--- Data for this exercise Enclosed Below ---

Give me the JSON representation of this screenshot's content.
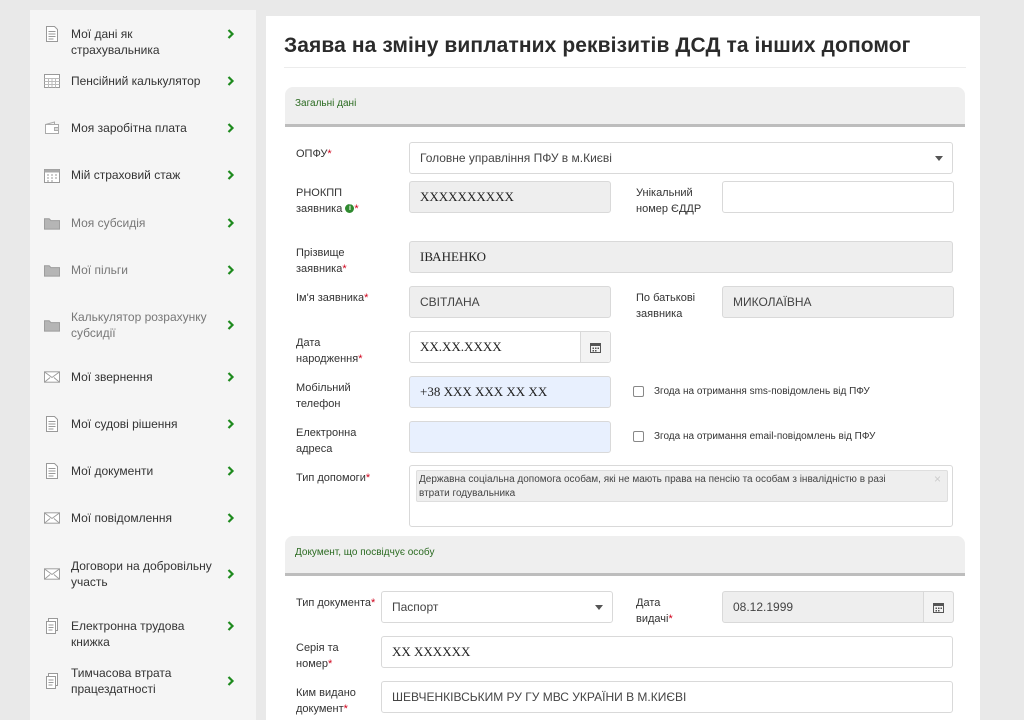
{
  "sidebar": {
    "items": [
      {
        "label": "Мої дані як страхувальника",
        "icon": "document-icon"
      },
      {
        "label": "Пенсійний калькулятор",
        "icon": "calculator-icon"
      },
      {
        "label": "Моя заробітна плата",
        "icon": "wallet-icon"
      },
      {
        "label": "Мій страховий стаж",
        "icon": "calendar-icon"
      },
      {
        "label": "Моя субсидія",
        "icon": "folder-icon"
      },
      {
        "label": "Мої пільги",
        "icon": "folder-icon"
      },
      {
        "label": "Калькулятор розрахунку субсидії",
        "icon": "folder-icon"
      },
      {
        "label": "Мої звернення",
        "icon": "envelope-icon"
      },
      {
        "label": "Мої судові рішення",
        "icon": "document-icon"
      },
      {
        "label": "Мої документи",
        "icon": "document-icon"
      },
      {
        "label": "Мої повідомлення",
        "icon": "envelope-icon"
      },
      {
        "label": "Договори на добровільну участь",
        "icon": "envelope-icon"
      },
      {
        "label": "Електронна трудова книжка",
        "icon": "workbook-icon"
      },
      {
        "label": "Тимчасова втрата працездатності",
        "icon": "workbook-icon"
      }
    ]
  },
  "page": {
    "title": "Заява на зміну виплатних реквізитів ДСД та інших допомог"
  },
  "general": {
    "section_title": "Загальні дані",
    "opfu": {
      "label": "ОПФУ",
      "value": "Головне управління ПФУ в м.Києві"
    },
    "rnokpp": {
      "label": "РНОКПП заявника",
      "value": "XXXXXXXXXX"
    },
    "edrr": {
      "label": "Унікальний номер ЄДДР",
      "value": ""
    },
    "surname": {
      "label": "Прізвище заявника",
      "value": "ІВАНЕНКО"
    },
    "firstname": {
      "label": "Ім'я заявника",
      "value": "СВІТЛАНА"
    },
    "patronymic": {
      "label": "По батькові заявника",
      "value": "МИКОЛАЇВНА"
    },
    "birth": {
      "label": "Дата народження",
      "value": "XX.XX.XXXX"
    },
    "phone": {
      "label": "Мобільний телефон",
      "value": "+38 XXX XXX XX XX"
    },
    "sms_consent": "Згода на отримання sms-повідомлень від ПФУ",
    "email": {
      "label": "Електронна адреса",
      "value": ""
    },
    "email_consent": "Згода на отримання email-повідомлень від ПФУ",
    "aid_type": {
      "label": "Тип допомоги",
      "value": "Державна соціальна допомога особам, які не мають права на пенсію та особам з інвалідністю в разі втрати годувальника",
      "remove": "×"
    }
  },
  "identity": {
    "section_title": "Документ, що посвідчує особу",
    "doc_type": {
      "label": "Тип документа",
      "value": "Паспорт"
    },
    "issue_date": {
      "label": "Дата видачі",
      "value": "08.12.1999"
    },
    "series": {
      "label": "Серія та номер",
      "value": "XX XXXXXX"
    },
    "issued_by": {
      "label": "Ким видано документ",
      "value": "ШЕВЧЕНКІВСЬКИМ РУ ГУ МВС УКРАЇНИ В М.КИЄВІ"
    }
  },
  "required_mark": "*",
  "info_mark": "i",
  "colors": {
    "accent": "#2a6a20",
    "required": "#d0021b",
    "autofill": "#e8f0fe"
  }
}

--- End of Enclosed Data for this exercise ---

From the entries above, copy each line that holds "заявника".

      "label": "РНОКПП заявника",
      "label": "Прізвище заявника",
      "label": "Ім'я заявника",
      "label": "По батькові заявника",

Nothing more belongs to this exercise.